Ney,27,plays his guitar several times a week near the Gallery Place Metro station when he can find time. Ney said performing for a crowd is therapeutic and helps relieve stress.
“It’s not about the money,” Ney said. “I have a bit of social anxiety,so it’s helped me cope with that.”
As spring weather finally rolled into Washington,street performers are taking their instruments and amplifiers to the streets to showcase their artistic flare. But unlike Ney,for many performers here it’s all about the money.
The Washington area is one of the highest paying metropolitan regions for independent artists,writers and performers with an hourly wage averaging $32 an hour,according to the Bureau of Labor Statistics,following Las Vegas,New York,San Jose,Calif.,and Atlantic City. It is also one of the cities with the lowest concentration of performers.
Bernard Aljaleel,36,a homeless performer who plays his homemade drum set built from 5-gallon paint buckets and traffic cones,said he makes about $10 an hour on a weekday and can make triple that on weekends.

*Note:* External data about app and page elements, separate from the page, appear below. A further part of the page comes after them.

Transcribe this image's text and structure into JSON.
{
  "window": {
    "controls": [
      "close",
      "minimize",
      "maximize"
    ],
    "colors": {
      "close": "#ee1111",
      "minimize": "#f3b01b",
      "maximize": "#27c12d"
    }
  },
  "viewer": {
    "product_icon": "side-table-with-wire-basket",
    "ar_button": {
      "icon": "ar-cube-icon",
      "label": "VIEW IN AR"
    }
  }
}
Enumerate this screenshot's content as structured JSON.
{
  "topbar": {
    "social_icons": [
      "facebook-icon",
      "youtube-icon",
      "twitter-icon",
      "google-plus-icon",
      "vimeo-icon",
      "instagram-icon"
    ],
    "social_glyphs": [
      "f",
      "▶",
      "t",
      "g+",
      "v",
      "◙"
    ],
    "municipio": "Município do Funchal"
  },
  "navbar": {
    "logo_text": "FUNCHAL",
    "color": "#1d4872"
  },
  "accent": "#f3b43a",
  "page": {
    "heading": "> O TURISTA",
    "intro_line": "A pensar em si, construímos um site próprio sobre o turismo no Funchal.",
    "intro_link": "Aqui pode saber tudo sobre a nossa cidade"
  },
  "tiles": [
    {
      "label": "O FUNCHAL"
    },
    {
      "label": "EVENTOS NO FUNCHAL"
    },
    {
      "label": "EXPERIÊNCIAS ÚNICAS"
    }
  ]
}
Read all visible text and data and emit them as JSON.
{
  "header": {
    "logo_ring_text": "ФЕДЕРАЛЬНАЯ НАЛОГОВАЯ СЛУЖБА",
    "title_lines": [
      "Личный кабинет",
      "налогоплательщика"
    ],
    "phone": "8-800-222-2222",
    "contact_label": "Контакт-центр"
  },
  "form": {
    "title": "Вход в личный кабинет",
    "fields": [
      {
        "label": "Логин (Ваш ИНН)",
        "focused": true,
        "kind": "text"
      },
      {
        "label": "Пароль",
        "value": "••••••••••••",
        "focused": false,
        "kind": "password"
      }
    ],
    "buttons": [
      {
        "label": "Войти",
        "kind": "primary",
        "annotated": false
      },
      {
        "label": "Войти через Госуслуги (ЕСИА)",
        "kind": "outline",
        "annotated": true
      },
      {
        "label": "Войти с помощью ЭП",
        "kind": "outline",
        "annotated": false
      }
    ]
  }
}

Scott Beruve,21,risks dehydration and sunburn to play his bass guitar from 9 a.m. until 5 p.m. in Farragut Square,a park bordering busy K Street,every day. After performing for eight hours Tuesday,Beruve said he made about $24,much lower than the average.
He said he’s sleeping on friends’ couches until he can afford a place of his own.
Beruve moved to Washington from Portland,Maine,last month in pursuit of a record deal. Performing on the streets is his only source of income. He said he prefers Washington to other cities because he feels that he and his equipment are safer.
He said it’s worth the low pay.
“Today I’ve had three different people offer me a band position as a bass player. … I met a music manager who actually got me this gear,” Beruve said. “I’m working with that right now.”
Beruve’s dreams are not out of reach. John Moon,better known as Jay Moon,is a producer and sound engineer at Selfmade Entertainment who started his career playing music near Washington Metro stations at the age of 12. He said he drummed on paint buckets and trashcans while his uncle,a music producer,introduced him to studio production.
He attributes a large portion to his success to working with Hands on the Future,an organization housed at the Columbia Heights Community Center that offers summer classes in entertainment technology for underprivileged youth. Sessions include song writing,musical theory,radio broadcasting and sound mixing and recording among others.
“There,I sharpened my skills as a sound engineer and producer and began my professional career,” Moon said. “And the rest is history.”
Moon said he will occasionally scope out talent at open-mic nights at bars.
Beruve says he will continue strumming his guitar until he is discovered by the “right” person.
“I’m hoping that I’ll cross paths with someone who will help me out in the long run. … I just want people to know my name.”
Reach reporter Cathryn Walker at [email protected] or 202-326-9867. SHFWire stories are free to any news organization that gives the reporter a byline and credits the SHFWire.